A community of developers and users is an essential piece of the whole solution. Some companies develop large successful communities without ever publishing their product software. IBM, Microsoft, Oracle, and SAP have all done this to great success. This is why community building is so important for your company and why community development is an essential ingredient in your solution pitch to customers. User and developer communities (regardless of open source):
- Anchor customers both in an engaged relationship as well as from a technology perspective.
- Create knowledge, expertise and experience necessary to provide a complete solution for the technology pitch to the customer. These proof points are invaluable when potential customers are self-qualifying themselves and testing the strength of a solution’s community.
- Create advocates and evangelists to spread awareness about a solution.
- Create enormous inertia in the status quo around a technology.
- Harden the solution by testing it in new scenarios and reporting issues.
These variations all rely on remembering a couple of related "rules":
- An open source licensed project is not a complete product solution for most people.
- Project community users and developers are not solution customers. Community members tend to have time to spend on a solution but no money while customers have money and are looking for time-to-solution and certain guarantees.
Creating an open source project can be as simple as publishing software using an open source license, and this gives customers insight into the workings of a solution. But if you ignore community building activities, you’re losing all the benefits that come from an engaged base of customers and users of your technology.
Clearly understanding the benefits of using open source licensed software for delivering time-to-market, providing a rich complement ecosystem, and enabling communities to anchor the ecosystem in place allows a company to set its motivations correctly. One can discuss the investment in effort as a way to understand the motivation. We can contrast the publication of the software as open source and the effort required to develop the community against the evolution of the commercial product in terms of investment and value returned.

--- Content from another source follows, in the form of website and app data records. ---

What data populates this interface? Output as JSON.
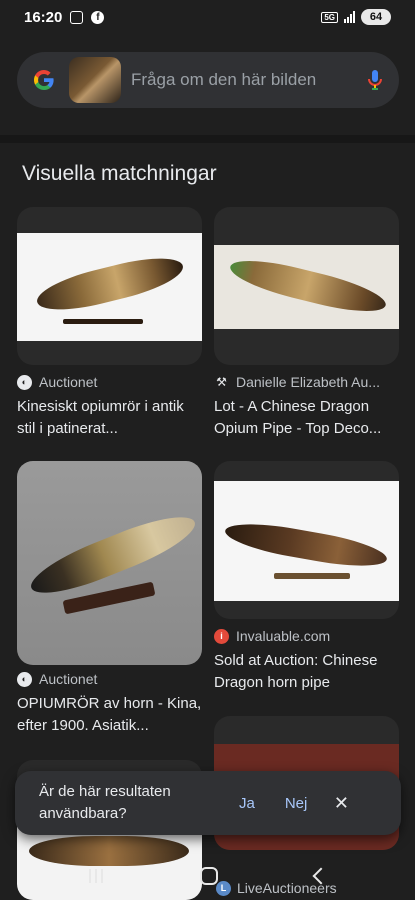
{
  "status_bar": {
    "time": "16:20",
    "network_badge": "5G",
    "battery": "64"
  },
  "search": {
    "placeholder": "Fråga om den här bilden"
  },
  "section_title": "Visuella matchningar",
  "results": [
    {
      "source": "Auctionet",
      "source_icon": "auctionet-icon",
      "title": "Kinesiskt opiumrör i antik stil i patinerat..."
    },
    {
      "source": "Danielle Elizabeth Au...",
      "source_icon": "danielle-elizabeth-icon",
      "title": "Lot - A Chinese Dragon Opium Pipe - Top Deco..."
    },
    {
      "source": "Auctionet",
      "source_icon": "auctionet-icon",
      "title": "OPIUMRÖR av horn - Kina, efter 1900. Asiatik..."
    },
    {
      "source": "Invaluable.com",
      "source_icon": "invaluable-icon",
      "title": "Sold at Auction: Chinese Dragon horn pipe"
    }
  ],
  "bottom_source": "LiveAuctioneers",
  "feedback": {
    "question": "Är de här resultaten användbara?",
    "yes": "Ja",
    "no": "Nej"
  },
  "icons": [
    "google-logo-icon",
    "mic-icon",
    "close-icon",
    "home-icon",
    "back-icon",
    "recents-icon"
  ]
}
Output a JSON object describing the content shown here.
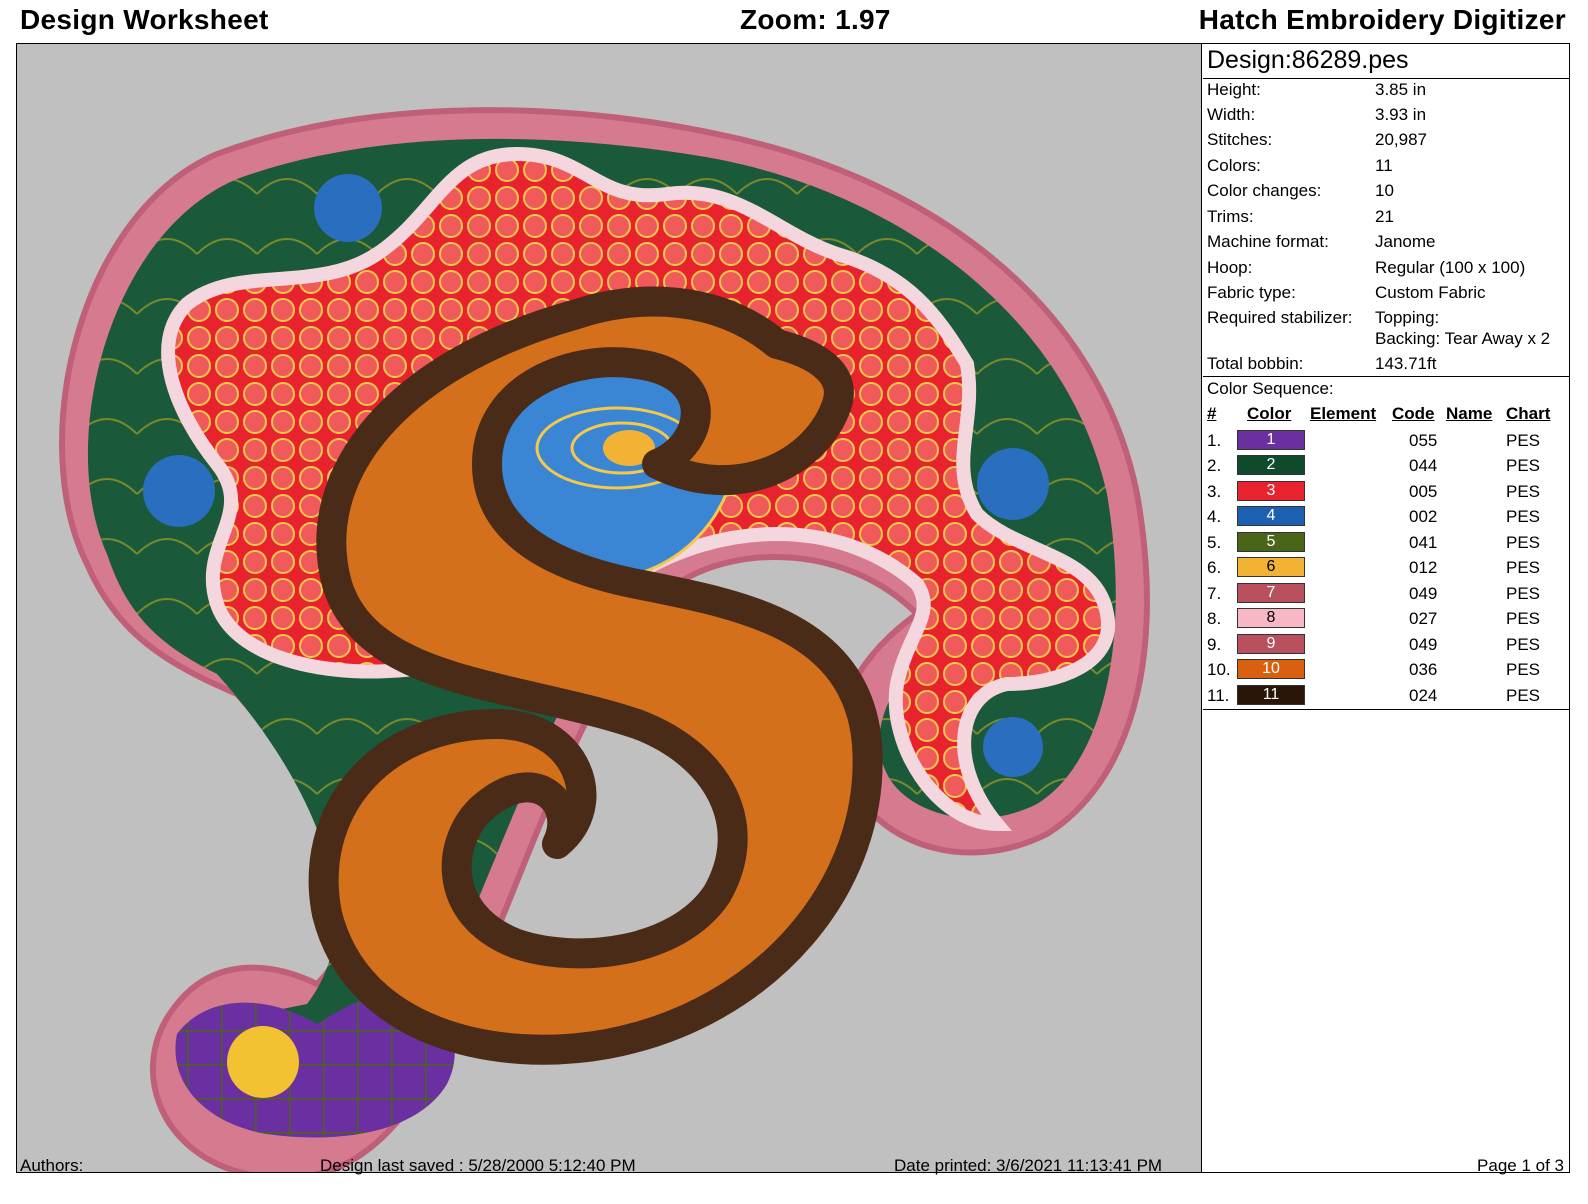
{
  "header": {
    "left": "Design Worksheet",
    "center": "Zoom:  1.97",
    "right": "Hatch Embroidery Digitizer"
  },
  "design": {
    "name": "Design:86289.pes",
    "info": [
      {
        "label": "Height:",
        "value": "3.85 in"
      },
      {
        "label": "Width:",
        "value": "3.93 in"
      },
      {
        "label": "Stitches:",
        "value": "20,987"
      },
      {
        "label": "Colors:",
        "value": "11"
      },
      {
        "label": "Color changes:",
        "value": "10"
      },
      {
        "label": "Trims:",
        "value": "21"
      },
      {
        "label": "Machine format:",
        "value": "Janome"
      },
      {
        "label": "Hoop:",
        "value": "Regular (100 x 100)"
      },
      {
        "label": "Fabric type:",
        "value": "Custom Fabric"
      },
      {
        "label": "Required stabilizer:",
        "value": "Topping:",
        "value2": "Backing: Tear Away x 2"
      },
      {
        "label": "Total bobbin:",
        "value": "143.71ft"
      }
    ]
  },
  "color_sequence": {
    "title": "Color Sequence:",
    "headers": {
      "num": "#",
      "color": "Color",
      "element": "Element",
      "code": "Code",
      "name": "Name",
      "chart": "Chart"
    },
    "rows": [
      {
        "num": "1.",
        "swatch": "1",
        "color": "#6a2fa0",
        "code": "055",
        "chart": "PES"
      },
      {
        "num": "2.",
        "swatch": "2",
        "color": "#0f4a2c",
        "code": "044",
        "chart": "PES"
      },
      {
        "num": "3.",
        "swatch": "3",
        "color": "#e8232d",
        "code": "005",
        "chart": "PES"
      },
      {
        "num": "4.",
        "swatch": "4",
        "color": "#1d5fb0",
        "code": "002",
        "chart": "PES"
      },
      {
        "num": "5.",
        "swatch": "5",
        "color": "#4a6418",
        "code": "041",
        "chart": "PES"
      },
      {
        "num": "6.",
        "swatch": "6",
        "color": "#f2b233",
        "code": "012",
        "chart": "PES"
      },
      {
        "num": "7.",
        "swatch": "7",
        "color": "#b8505e",
        "code": "049",
        "chart": "PES"
      },
      {
        "num": "8.",
        "swatch": "8",
        "color": "#f7b7c4",
        "code": "027",
        "chart": "PES"
      },
      {
        "num": "9.",
        "swatch": "9",
        "color": "#b8505e",
        "code": "049",
        "chart": "PES"
      },
      {
        "num": "10.",
        "swatch": "10",
        "color": "#d8600f",
        "code": "036",
        "chart": "PES"
      },
      {
        "num": "11.",
        "swatch": "11",
        "color": "#2a1608",
        "code": "024",
        "chart": "PES"
      }
    ]
  },
  "footer": {
    "authors": "Authors:",
    "saved": "Design last saved : 5/28/2000 5:12:40 PM",
    "printed": "Date printed: 3/6/2021 11:13:41 PM",
    "page": "Page 1 of 3"
  }
}
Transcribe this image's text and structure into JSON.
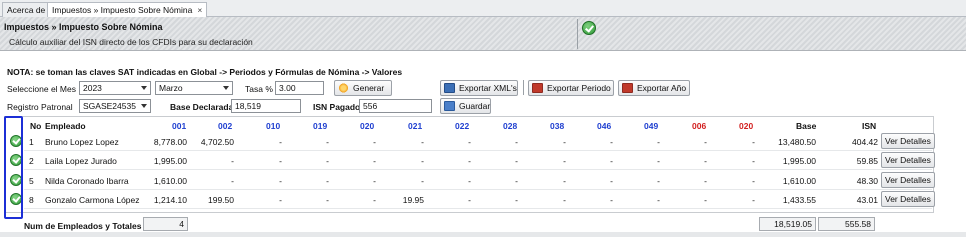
{
  "tabs": [
    {
      "label": "Acerca de",
      "active": false
    },
    {
      "label": "Impuestos » Impuesto Sobre Nómina",
      "active": true
    }
  ],
  "header": {
    "title": "Impuestos » Impuesto Sobre Nómina",
    "subtitle": "Cálculo auxiliar del ISN directo de los CFDIs para su declaración"
  },
  "note": "NOTA: se toman las claves SAT indicadas en Global -> Periodos y Fórmulas de Nómina -> Valores",
  "filters": {
    "mes_label": "Seleccione el Mes",
    "year_value": "2023",
    "month_value": "Marzo",
    "tasa_label": "Tasa %",
    "tasa_value": "3.00",
    "registro_label": "Registro Patronal",
    "registro_value": "SGASE24535",
    "base_label": "Base Declarada",
    "base_value": "18,519",
    "isn_label": "ISN Pagado",
    "isn_value": "556"
  },
  "buttons": {
    "generar": "Generar",
    "exportar_xml": "Exportar XML's",
    "exportar_periodo": "Exportar Periodo",
    "exportar_anio": "Exportar Año",
    "guardar": "Guardar",
    "ver_detalles": "Ver Detalles"
  },
  "colors": {
    "blue_header": "#1f3fd0",
    "red_header": "#d21f1f",
    "highlight": "#1c2fd6",
    "ok_green": "#36a03e"
  },
  "table": {
    "columns": [
      "No",
      "Empleado",
      "001",
      "002",
      "010",
      "019",
      "020",
      "021",
      "022",
      "028",
      "038",
      "046",
      "049",
      "006",
      "020",
      "Base",
      "ISN"
    ],
    "rows": [
      {
        "no": "1",
        "empleado": "Bruno Lopez Lopez",
        "c001": "8,778.00",
        "c002": "4,702.50",
        "c010": "-",
        "c019": "-",
        "c020": "-",
        "c021": "-",
        "c022": "-",
        "c028": "-",
        "c038": "-",
        "c046": "-",
        "c049": "-",
        "c006": "-",
        "c020b": "-",
        "base": "13,480.50",
        "isn": "404.42"
      },
      {
        "no": "2",
        "empleado": "Laila Lopez Jurado",
        "c001": "1,995.00",
        "c002": "-",
        "c010": "-",
        "c019": "-",
        "c020": "-",
        "c021": "-",
        "c022": "-",
        "c028": "-",
        "c038": "-",
        "c046": "-",
        "c049": "-",
        "c006": "-",
        "c020b": "-",
        "base": "1,995.00",
        "isn": "59.85"
      },
      {
        "no": "5",
        "empleado": "Nilda Coronado Ibarra",
        "c001": "1,610.00",
        "c002": "-",
        "c010": "-",
        "c019": "-",
        "c020": "-",
        "c021": "-",
        "c022": "-",
        "c028": "-",
        "c038": "-",
        "c046": "-",
        "c049": "-",
        "c006": "-",
        "c020b": "-",
        "base": "1,610.00",
        "isn": "48.30"
      },
      {
        "no": "8",
        "empleado": "Gonzalo Carmona López",
        "c001": "1,214.10",
        "c002": "199.50",
        "c010": "-",
        "c019": "-",
        "c020": "-",
        "c021": "19.95",
        "c022": "-",
        "c028": "-",
        "c038": "-",
        "c046": "-",
        "c049": "-",
        "c006": "-",
        "c020b": "-",
        "base": "1,433.55",
        "isn": "43.01"
      }
    ]
  },
  "totals": {
    "label": "Num de Empleados y Totales",
    "count": "4",
    "base": "18,519.05",
    "isn": "555.58"
  }
}
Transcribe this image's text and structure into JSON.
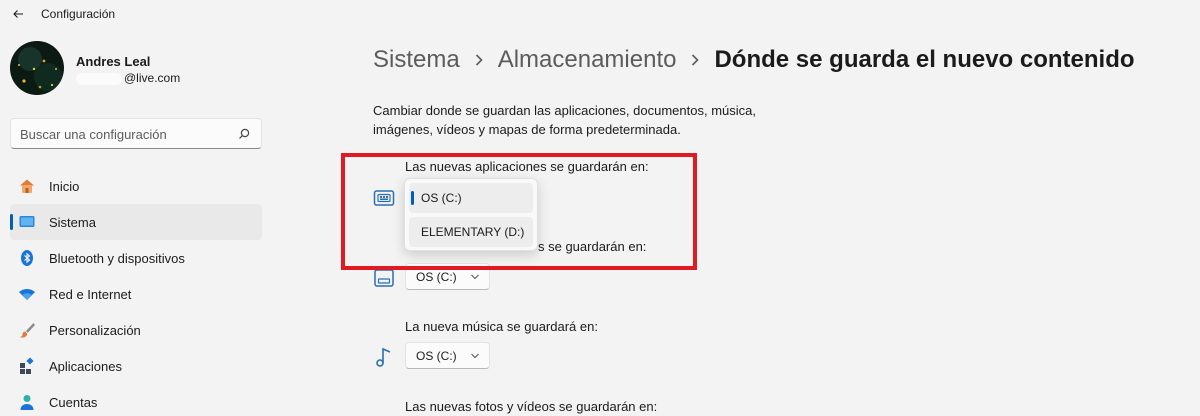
{
  "app": {
    "title": "Configuración"
  },
  "profile": {
    "name": "Andres Leal",
    "email_suffix": "@live.com"
  },
  "search": {
    "placeholder": "Buscar una configuración"
  },
  "nav": {
    "items": [
      {
        "label": "Inicio",
        "icon": "home-icon"
      },
      {
        "label": "Sistema",
        "icon": "system-icon",
        "active": true
      },
      {
        "label": "Bluetooth y dispositivos",
        "icon": "bluetooth-icon"
      },
      {
        "label": "Red e Internet",
        "icon": "wifi-icon"
      },
      {
        "label": "Personalización",
        "icon": "brush-icon"
      },
      {
        "label": "Aplicaciones",
        "icon": "apps-icon"
      },
      {
        "label": "Cuentas",
        "icon": "account-icon"
      }
    ]
  },
  "breadcrumb": {
    "items": [
      "Sistema",
      "Almacenamiento"
    ],
    "current": "Dónde se guarda el nuevo contenido"
  },
  "description": "Cambiar donde se guardan las aplicaciones, documentos, música, imágenes, vídeos y mapas de forma predeterminada.",
  "settings": {
    "apps": {
      "label": "Las nuevas aplicaciones se guardarán en:",
      "icon": "app-storage-icon"
    },
    "documents": {
      "label_visible": "s se guardarán en:",
      "value": "OS (C:)",
      "icon": "document-storage-icon"
    },
    "music": {
      "label": "La nueva música se guardará en:",
      "value": "OS (C:)",
      "icon": "music-icon"
    },
    "photos": {
      "label": "Las nuevas fotos y vídeos se guardarán en:"
    }
  },
  "flyout": {
    "options": [
      {
        "label": "OS (C:)",
        "selected": true
      },
      {
        "label": "ELEMENTARY (D:)",
        "selected": false
      }
    ]
  },
  "colors": {
    "accent": "#005fb8",
    "highlight": "#e01a22",
    "background": "#f3f3f3"
  }
}
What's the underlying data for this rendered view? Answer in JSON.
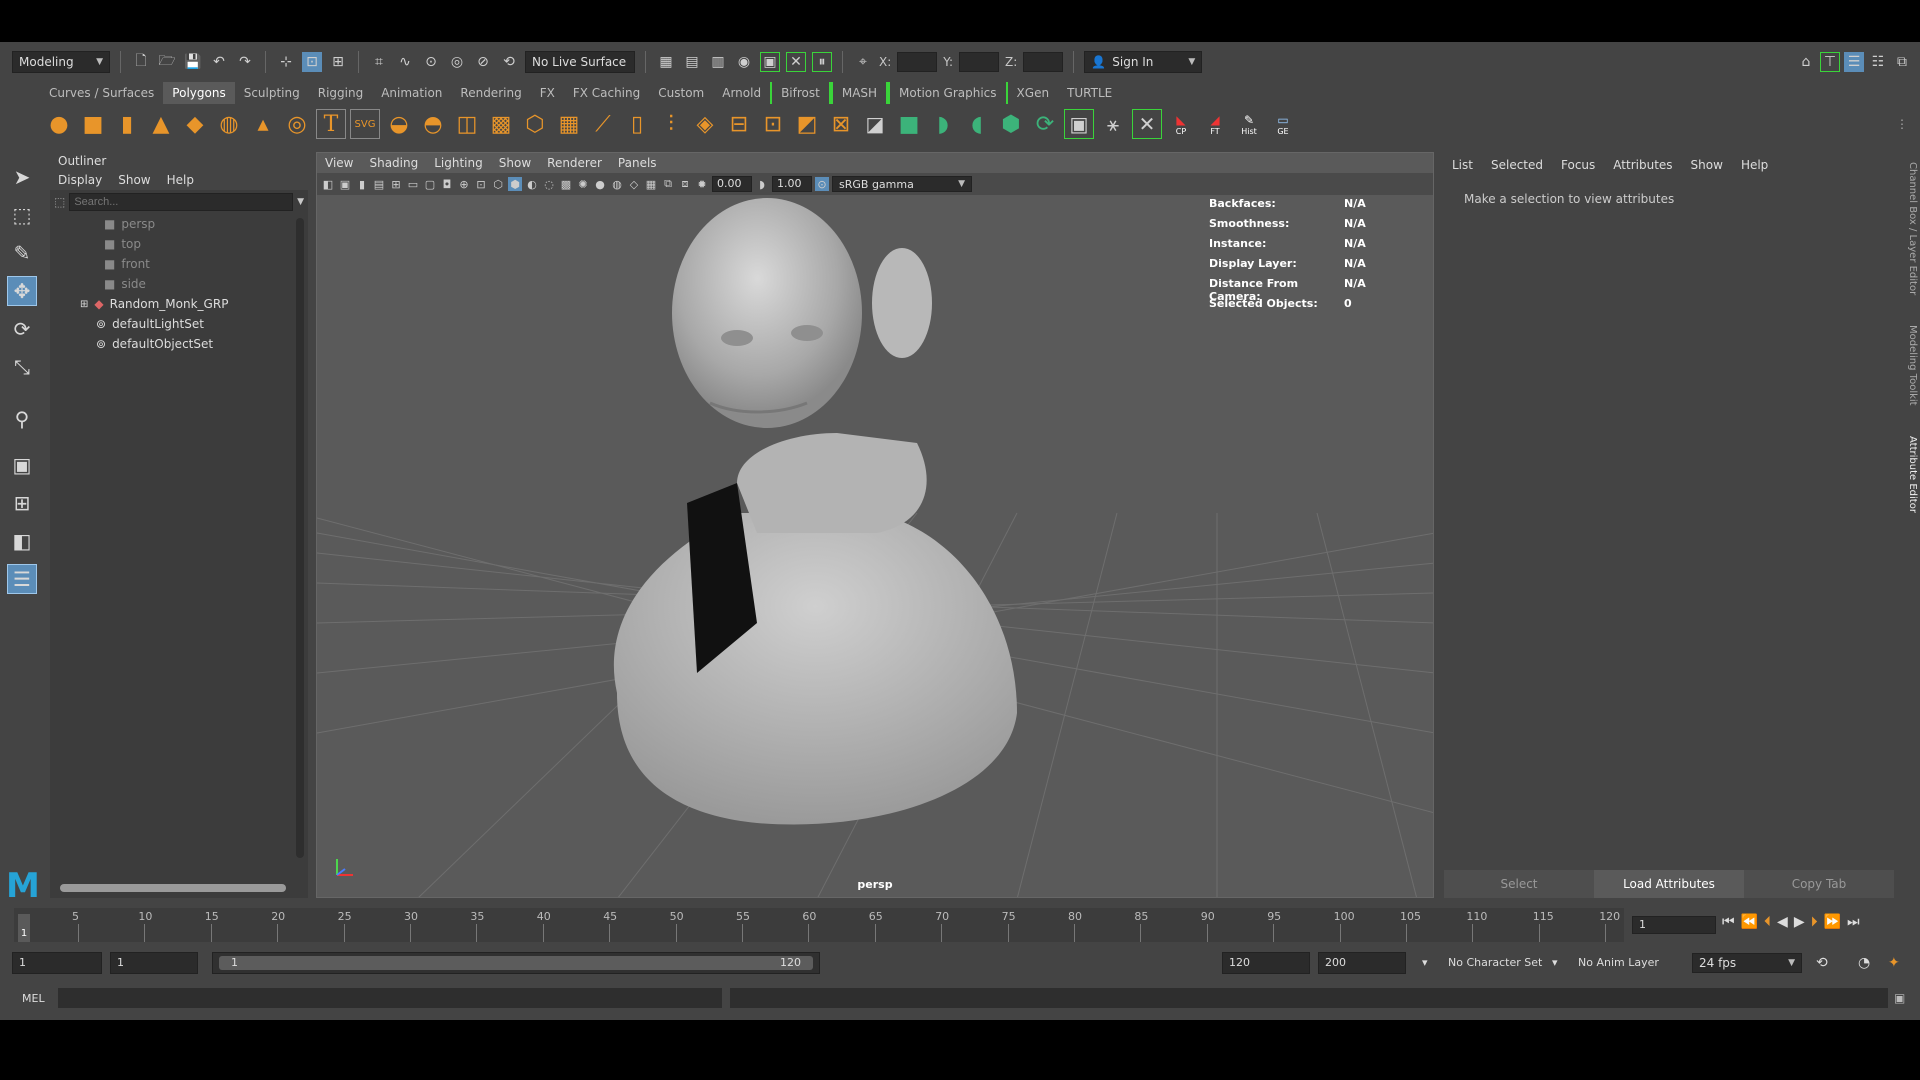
{
  "status_line": {
    "mode_menu": "Modeling",
    "live_surface": "No Live Surface",
    "x_label": "X:",
    "y_label": "Y:",
    "z_label": "Z:",
    "sign_in": "Sign In"
  },
  "shelf_tabs": [
    "Curves / Surfaces",
    "Polygons",
    "Sculpting",
    "Rigging",
    "Animation",
    "Rendering",
    "FX",
    "FX Caching",
    "Custom",
    "Arnold",
    "Bifrost",
    "MASH",
    "Motion Graphics",
    "XGen",
    "TURTLE"
  ],
  "shelf_labels": {
    "cp": "CP",
    "ft": "FT",
    "hist": "Hist",
    "ge": "GE",
    "text_tool": "T",
    "svg_tool": "SVG"
  },
  "outliner": {
    "title": "Outliner",
    "menus": [
      "Display",
      "Show",
      "Help"
    ],
    "search_placeholder": "Search...",
    "items": [
      "persp",
      "top",
      "front",
      "side",
      "Random_Monk_GRP",
      "defaultLightSet",
      "defaultObjectSet"
    ]
  },
  "viewport": {
    "menus": [
      "View",
      "Shading",
      "Lighting",
      "Show",
      "Renderer",
      "Panels"
    ],
    "exposure": "0.00",
    "gamma": "1.00",
    "color_space": "sRGB gamma",
    "hud": [
      {
        "k": "Backfaces:",
        "v": "N/A"
      },
      {
        "k": "Smoothness:",
        "v": "N/A"
      },
      {
        "k": "Instance:",
        "v": "N/A"
      },
      {
        "k": "Display Layer:",
        "v": "N/A"
      },
      {
        "k": "Distance From Camera:",
        "v": "N/A"
      },
      {
        "k": "Selected Objects:",
        "v": "0"
      }
    ],
    "camera_label": "persp"
  },
  "attribute_editor": {
    "menus": [
      "List",
      "Selected",
      "Focus",
      "Attributes",
      "Show",
      "Help"
    ],
    "message": "Make a selection to view attributes",
    "buttons": [
      "Select",
      "Load Attributes",
      "Copy Tab"
    ],
    "side_tabs": [
      "Channel Box / Layer Editor",
      "Modeling Toolkit",
      "Attribute Editor"
    ]
  },
  "time_slider": {
    "current_frame": "1",
    "ticks": [
      "5",
      "10",
      "15",
      "20",
      "25",
      "30",
      "35",
      "40",
      "45",
      "50",
      "55",
      "60",
      "65",
      "70",
      "75",
      "80",
      "85",
      "90",
      "95",
      "100",
      "105",
      "110",
      "115",
      "120"
    ],
    "frame_field": "1"
  },
  "range_slider": {
    "start": "1",
    "playback_start": "1",
    "range_left": "1",
    "range_right": "120",
    "playback_end": "120",
    "end": "200",
    "character_set": "No Character Set",
    "anim_layer": "No Anim Layer",
    "fps": "24 fps"
  },
  "command_line": {
    "label": "MEL"
  }
}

This also allows a company to understand the problems with half measures. Companies sometimes treat "open source" licensing as marketing pixie dust, instead of rightly understanding its place in the solution portfolio or the need to build genuine community that will lead to solving customer problems, and ultimately delighting said customers which can be measured in profitability. They try to limit access and only approach community half-heartedly because ultimately they’re unsure of the benefits. Fully appreciating the benefits allows a company to fully engage with both community and customers to solve problems.
Rory also mentioned the use of open source projects to undermine a competitor’s margins. This is a level of competitive play by large complex companies in well-established markets that warrants its own blog post. We save it for another day, and instead stay focused on the commercial positives of making open source software.
Originally posted on the Outercurve Foundation Blog. Re-posted with permission.